§ **Work instruction**:
Every record is to be copied unchanged, except that its pictures are removed.
BEGIN Listed records
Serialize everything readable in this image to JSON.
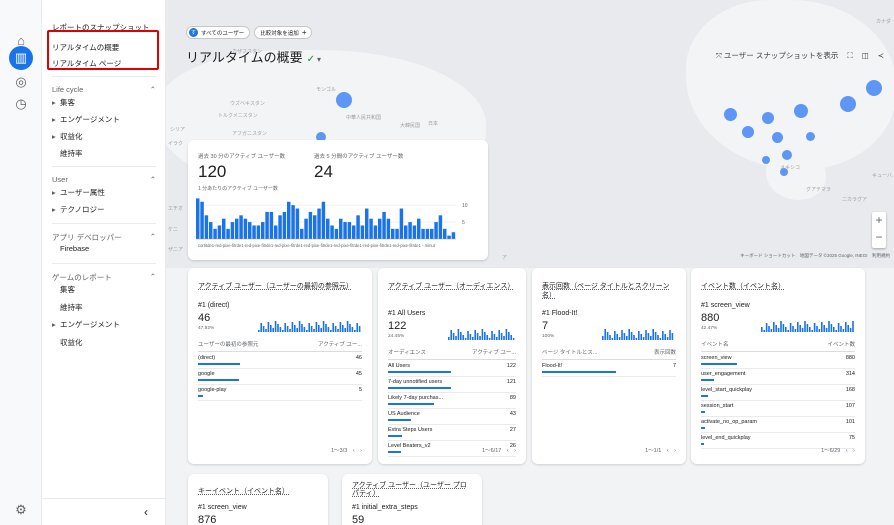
{
  "sidebar": {
    "top_items": [
      "レポートのスナップショット",
      "リアルタイムの概要",
      "リアルタイム ページ"
    ],
    "sections": [
      {
        "title": "Life cycle",
        "items": [
          {
            "label": "集客",
            "expandable": true
          },
          {
            "label": "エンゲージメント",
            "expandable": true
          },
          {
            "label": "収益化",
            "expandable": true
          },
          {
            "label": "維持率",
            "expandable": false
          }
        ]
      },
      {
        "title": "User",
        "items": [
          {
            "label": "ユーザー属性",
            "expandable": true
          },
          {
            "label": "テクノロジー",
            "expandable": true
          }
        ]
      },
      {
        "title": "アプリ デベロッパー",
        "items": [
          {
            "label": "Firebase",
            "expandable": false
          }
        ]
      },
      {
        "title": "ゲームのレポート",
        "items": [
          {
            "label": "集客",
            "expandable": false
          },
          {
            "label": "維持率",
            "expandable": false
          },
          {
            "label": "エンゲージメント",
            "expandable": true
          },
          {
            "label": "収益化",
            "expandable": false
          }
        ]
      }
    ],
    "collapse_icon": "‹"
  },
  "header": {
    "chip_all": "すべてのユーザー",
    "chip_all_icon": "す",
    "chip_add": "比較対象を追加",
    "chip_add_icon": "+",
    "title": "リアルタイムの概要",
    "status_icon": "✓",
    "snapshot_label": "ユーザー スナップショットを表示"
  },
  "map": {
    "labels": [
      "カナダ",
      "カザフスタン",
      "モンゴル",
      "ウズベキスタン",
      "トルクメニスタン",
      "中華人民共和国",
      "大韓民国",
      "日本",
      "アフガニスタン",
      "シリア",
      "イラク",
      "エチオ",
      "ケニ",
      "ザニア",
      "メキシコ",
      "グアテマラ",
      "ニカラグア",
      "キューバ",
      "エク",
      "ア"
    ],
    "footer": "キーボード ショートカット　地図データ ©2025 Google, INEGI　利用規約"
  },
  "realtime": {
    "metric1_label": "過去 30 分のアクティブ ユーザー数",
    "metric1_value": "120",
    "metric2_label": "過去 5 分間のアクティブ ユーザー数",
    "metric2_value": "24",
    "sub_label": "1 分あたりのアクティブ ユーザー数",
    "x_tick_text": "cortitde1-red-pixe-fitrde1-red-pixe-fitrde1-red-pixe-fitrde1-red-pixe-fitrde1-red-pixe-fitrde1-red-pixe-fitrde1-red-pixe-fitrde1 - minut",
    "y_ticks": [
      "10",
      "5"
    ],
    "color": "#1a73e8"
  },
  "chart_data": {
    "type": "bar",
    "title": "1 分あたりのアクティブ ユーザー数",
    "ylim": [
      0,
      13
    ],
    "y_ticks": [
      5,
      10
    ],
    "values": [
      12,
      11,
      7,
      5,
      3,
      4,
      6,
      3,
      5,
      6,
      7,
      6,
      5,
      4,
      4,
      5,
      8,
      8,
      4,
      7,
      8,
      11,
      10,
      9,
      3,
      6,
      8,
      7,
      9,
      11,
      6,
      4,
      3,
      6,
      5,
      5,
      4,
      7,
      4,
      9,
      6,
      4,
      6,
      8,
      6,
      3,
      3,
      9,
      4,
      5,
      4,
      6,
      3,
      3,
      3,
      5,
      7,
      3,
      1,
      2
    ]
  },
  "cards": [
    {
      "title": "アクティブ ユーザー（ユーザーの最初の参照元）",
      "rank": "#1 (direct)",
      "big": "46",
      "pct": "47.92%",
      "col1": "ユーザーの最初の参照元",
      "col2": "アクティブ ユー...",
      "rows": [
        {
          "label": "(direct)",
          "value": "46",
          "frac": 0.47
        },
        {
          "label": "google",
          "value": "45",
          "frac": 0.46
        },
        {
          "label": "google-play",
          "value": "5",
          "frac": 0.05
        }
      ],
      "pager": "1～3/3　‹　›"
    },
    {
      "title": "アクティブ ユーザー（オーディエンス）",
      "rank": "#1 All Users",
      "big": "122",
      "pct": "24.45%",
      "col1": "オーディエンス",
      "col2": "アクティブ ユー...",
      "rows": [
        {
          "label": "All Users",
          "value": "122",
          "frac": 0.9
        },
        {
          "label": "7-day unnotified users",
          "value": "121",
          "frac": 0.89
        },
        {
          "label": "Likely 7-day purchas...",
          "value": "89",
          "frac": 0.66
        },
        {
          "label": "US Audience",
          "value": "43",
          "frac": 0.32
        },
        {
          "label": "Extra Steps Users",
          "value": "27",
          "frac": 0.2
        },
        {
          "label": "Level Beaters_v2",
          "value": "26",
          "frac": 0.19
        }
      ],
      "pager": "1～6/17　‹　›"
    },
    {
      "title": "表示回数（ページ タイトルとスクリーン名）",
      "rank": "#1 Flood-It!",
      "big": "7",
      "pct": "100%",
      "col1": "ページ タイトルとス...",
      "col2": "表示回数",
      "rows": [
        {
          "label": "Flood-It!",
          "value": "7",
          "frac": 1.0
        }
      ],
      "pager": "1～1/1　‹　›"
    },
    {
      "title": "イベント数（イベント名）",
      "rank": "#1 screen_view",
      "big": "880",
      "pct": "42.47%",
      "col1": "イベント名",
      "col2": "イベント数",
      "rows": [
        {
          "label": "screen_view",
          "value": "880",
          "frac": 0.42
        },
        {
          "label": "user_engagement",
          "value": "314",
          "frac": 0.15
        },
        {
          "label": "level_start_quickplay",
          "value": "168",
          "frac": 0.08
        },
        {
          "label": "session_start",
          "value": "107",
          "frac": 0.05
        },
        {
          "label": "activate_no_op_param",
          "value": "101",
          "frac": 0.05
        },
        {
          "label": "level_end_quickplay",
          "value": "75",
          "frac": 0.04
        }
      ],
      "pager": "1～6/29　‹　›"
    }
  ],
  "bottom_cards": [
    {
      "title": "キーイベント（イベント名）",
      "rank": "#1 screen_view",
      "big": "876"
    },
    {
      "title": "アクティブ ユーザー（ユーザー プロパティ）",
      "rank": "#1 initial_extra_steps",
      "big": "59"
    }
  ]
}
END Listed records
§ **Response to this exercise**:
Serialize everything readable in this image to JSON.
{
  "sidebar": {
    "top_items": [
      "レポートのスナップショット",
      "リアルタイムの概要",
      "リアルタイム ページ"
    ],
    "sections": [
      {
        "title": "Life cycle",
        "items": [
          {
            "label": "集客",
            "expandable": true
          },
          {
            "label": "エンゲージメント",
            "expandable": true
          },
          {
            "label": "収益化",
            "expandable": true
          },
          {
            "label": "維持率",
            "expandable": false
          }
        ]
      },
      {
        "title": "User",
        "items": [
          {
            "label": "ユーザー属性",
            "expandable": true
          },
          {
            "label": "テクノロジー",
            "expandable": true
          }
        ]
      },
      {
        "title": "アプリ デベロッパー",
        "items": [
          {
            "label": "Firebase",
            "expandable": false
          }
        ]
      },
      {
        "title": "ゲームのレポート",
        "items": [
          {
            "label": "集客",
            "expandable": false
          },
          {
            "label": "維持率",
            "expandable": false
          },
          {
            "label": "エンゲージメント",
            "expandable": true
          },
          {
            "label": "収益化",
            "expandable": false
          }
        ]
      }
    ],
    "collapse_icon": "‹"
  },
  "header": {
    "chip_all": "すべてのユーザー",
    "chip_all_icon": "す",
    "chip_add": "比較対象を追加",
    "chip_add_icon": "+",
    "title": "リアルタイムの概要",
    "status_icon": "✓",
    "snapshot_label": "ユーザー スナップショットを表示"
  },
  "map": {
    "labels": [
      "カナダ",
      "カザフスタン",
      "モンゴル",
      "ウズベキスタン",
      "トルクメニスタン",
      "中華人民共和国",
      "大韓民国",
      "日本",
      "アフガニスタン",
      "シリア",
      "イラク",
      "エチオ",
      "ケニ",
      "ザニア",
      "メキシコ",
      "グアテマラ",
      "ニカラグア",
      "キューバ",
      "エク",
      "ア"
    ],
    "footer": "キーボード ショートカット　地図データ ©2025 Google, INEGI　利用規約"
  },
  "realtime": {
    "metric1_label": "過去 30 分のアクティブ ユーザー数",
    "metric1_value": "120",
    "metric2_label": "過去 5 分間のアクティブ ユーザー数",
    "metric2_value": "24",
    "sub_label": "1 分あたりのアクティブ ユーザー数",
    "x_tick_text": "cortitde1-red-pixe-fitrde1-red-pixe-fitrde1-red-pixe-fitrde1-red-pixe-fitrde1-red-pixe-fitrde1-red-pixe-fitrde1-red-pixe-fitrde1 - minut",
    "y_ticks": [
      "10",
      "5"
    ],
    "color": "#1a73e8"
  },
  "chart_data": {
    "type": "bar",
    "title": "1 分あたりのアクティブ ユーザー数",
    "ylim": [
      0,
      13
    ],
    "y_ticks": [
      5,
      10
    ],
    "values": [
      12,
      11,
      7,
      5,
      3,
      4,
      6,
      3,
      5,
      6,
      7,
      6,
      5,
      4,
      4,
      5,
      8,
      8,
      4,
      7,
      8,
      11,
      10,
      9,
      3,
      6,
      8,
      7,
      9,
      11,
      6,
      4,
      3,
      6,
      5,
      5,
      4,
      7,
      4,
      9,
      6,
      4,
      6,
      8,
      6,
      3,
      3,
      9,
      4,
      5,
      4,
      6,
      3,
      3,
      3,
      5,
      7,
      3,
      1,
      2
    ]
  },
  "cards": [
    {
      "title": "アクティブ ユーザー（ユーザーの最初の参照元）",
      "rank": "#1 (direct)",
      "big": "46",
      "pct": "47.92%",
      "col1": "ユーザーの最初の参照元",
      "col2": "アクティブ ユー...",
      "rows": [
        {
          "label": "(direct)",
          "value": "46",
          "frac": 0.47
        },
        {
          "label": "google",
          "value": "45",
          "frac": 0.46
        },
        {
          "label": "google-play",
          "value": "5",
          "frac": 0.05
        }
      ],
      "pager": "1～3/3　‹　›"
    },
    {
      "title": "アクティブ ユーザー（オーディエンス）",
      "rank": "#1 All Users",
      "big": "122",
      "pct": "24.45%",
      "col1": "オーディエンス",
      "col2": "アクティブ ユー...",
      "rows": [
        {
          "label": "All Users",
          "value": "122",
          "frac": 0.9
        },
        {
          "label": "7-day unnotified users",
          "value": "121",
          "frac": 0.89
        },
        {
          "label": "Likely 7-day purchas...",
          "value": "89",
          "frac": 0.66
        },
        {
          "label": "US Audience",
          "value": "43",
          "frac": 0.32
        },
        {
          "label": "Extra Steps Users",
          "value": "27",
          "frac": 0.2
        },
        {
          "label": "Level Beaters_v2",
          "value": "26",
          "frac": 0.19
        }
      ],
      "pager": "1～6/17　‹　›"
    },
    {
      "title": "表示回数（ページ タイトルとスクリーン名）",
      "rank": "#1 Flood-It!",
      "big": "7",
      "pct": "100%",
      "col1": "ページ タイトルとス...",
      "col2": "表示回数",
      "rows": [
        {
          "label": "Flood-It!",
          "value": "7",
          "frac": 1.0
        }
      ],
      "pager": "1～1/1　‹　›"
    },
    {
      "title": "イベント数（イベント名）",
      "rank": "#1 screen_view",
      "big": "880",
      "pct": "42.47%",
      "col1": "イベント名",
      "col2": "イベント数",
      "rows": [
        {
          "label": "screen_view",
          "value": "880",
          "frac": 0.42
        },
        {
          "label": "user_engagement",
          "value": "314",
          "frac": 0.15
        },
        {
          "label": "level_start_quickplay",
          "value": "168",
          "frac": 0.08
        },
        {
          "label": "session_start",
          "value": "107",
          "frac": 0.05
        },
        {
          "label": "activate_no_op_param",
          "value": "101",
          "frac": 0.05
        },
        {
          "label": "level_end_quickplay",
          "value": "75",
          "frac": 0.04
        }
      ],
      "pager": "1～6/29　‹　›"
    }
  ],
  "bottom_cards": [
    {
      "title": "キーイベント（イベント名）",
      "rank": "#1 screen_view",
      "big": "876"
    },
    {
      "title": "アクティブ ユーザー（ユーザー プロパティ）",
      "rank": "#1 initial_extra_steps",
      "big": "59"
    }
  ]
}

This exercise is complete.